The architect of the Body Zone experience, Nigel Coates, has designed some extraordinary souvenirs. As a plaster caster for the London store Liberty, Coates once deconstructed Michelangelo's David to make vases in the form of hands, ears and lips. Now he has designed body parts from Dartington glass to be worn as jewellery.

The Design Council, which has filled the dome with millennium products, hasn't come up with anything remotely like a souvenir. Its products, which celebrate British ingenuity and inventiveness, include so many deep freezers and food storage systems that they give cool Britannia a whole new image. Kilns, JCB diggers and Rolls Royce titanium turbine engines are neither sexy nor desirable.

However, history will judge the selection committee harshly if it misses a radical new invention that has had an impact on industry. Imagine if a selection committee in Blake's time had ignored Harrison's heavyweight brass chronometer, which measured longitude for the first time and revolutionised charting a course at sea. It is still on display at the Greenwich Observatory down the river from the dome (and was the subject of a best- selling book, Longitude, by Daya Sobell).

It's not just the contents of the dome that celebrate British ingenuity. The dome itself is in the best tradition of British engineering and architectural inventiveness. One of the largest free-standing structures on the planet, it is already running up records - not least for being on time and budget. The facade is deliberately curved, like tent flaps in polycarbonate panels, to avoid any impression that the dome roof is supported by walls. The shiny white dome has 12 yellow masts designed to resemble hands thrown up into the air - waving, not drowning - to support the cable net and fabric of the roof. Weighing in at 22 kilos per square metre, it is the largest free-standing scaffold structure on the planet. And the lightest.

Architect Michael Davies, in his hard hat and red coat looking like something out of the film Don't Look Now rather than the architect of the dome, road-tested the fabric for safety. "I took home a large sample of the fabric the dome is made of, threw jam on it, superglued it and chopped it in half.
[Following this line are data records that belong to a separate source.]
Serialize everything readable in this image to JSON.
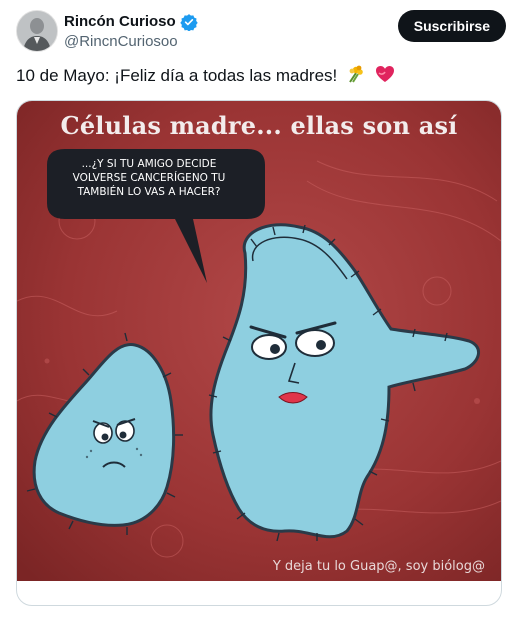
{
  "author": {
    "display_name": "Rincón Curioso",
    "handle": "@RincnCuriosoo"
  },
  "actions": {
    "subscribe_label": "Suscribirse"
  },
  "tweet": {
    "text": "10 de Mayo: ¡Feliz día a todas las madres!",
    "emojis": [
      "bouquet-icon",
      "heart-icon"
    ]
  },
  "media": {
    "title": "Células madre... ellas son así",
    "speech": "...¿y si tu amigo decide volverse cancerígeno tu también lo vas a hacer?",
    "watermark": "Y deja tu lo Guap@, soy biólog@"
  },
  "colors": {
    "accent": "#1d9bf0",
    "button_bg": "#0f1419",
    "meme_background": "#9e3a3a",
    "cell_fill": "#8ecfe0"
  }
}
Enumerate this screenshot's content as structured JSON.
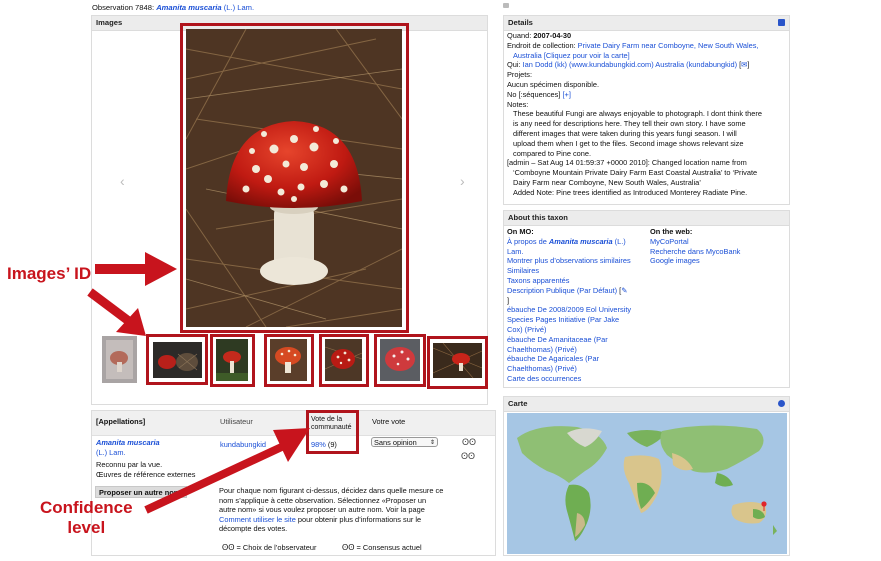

Then I threw it on the naked flame on the gas stove and it didn't burst into flames, just went slightly brown. It's incombustible and self-cleaning."

How long the fabric will last is still debatable. The earliest example of a building to use the Teflon-based fabric, in Indianapolis, now has 25 years of proven life.

What will happen to the dome once the millennium spectacular closes in 2001? Nobody will say but Davies would like to see it turned in to a campus for the Open University. A more popular use might be as a stadium. But, as Davies says, his invention is "only the overcoat for what is going to be the most spectacular show on the planet in the beginning of the year 2000".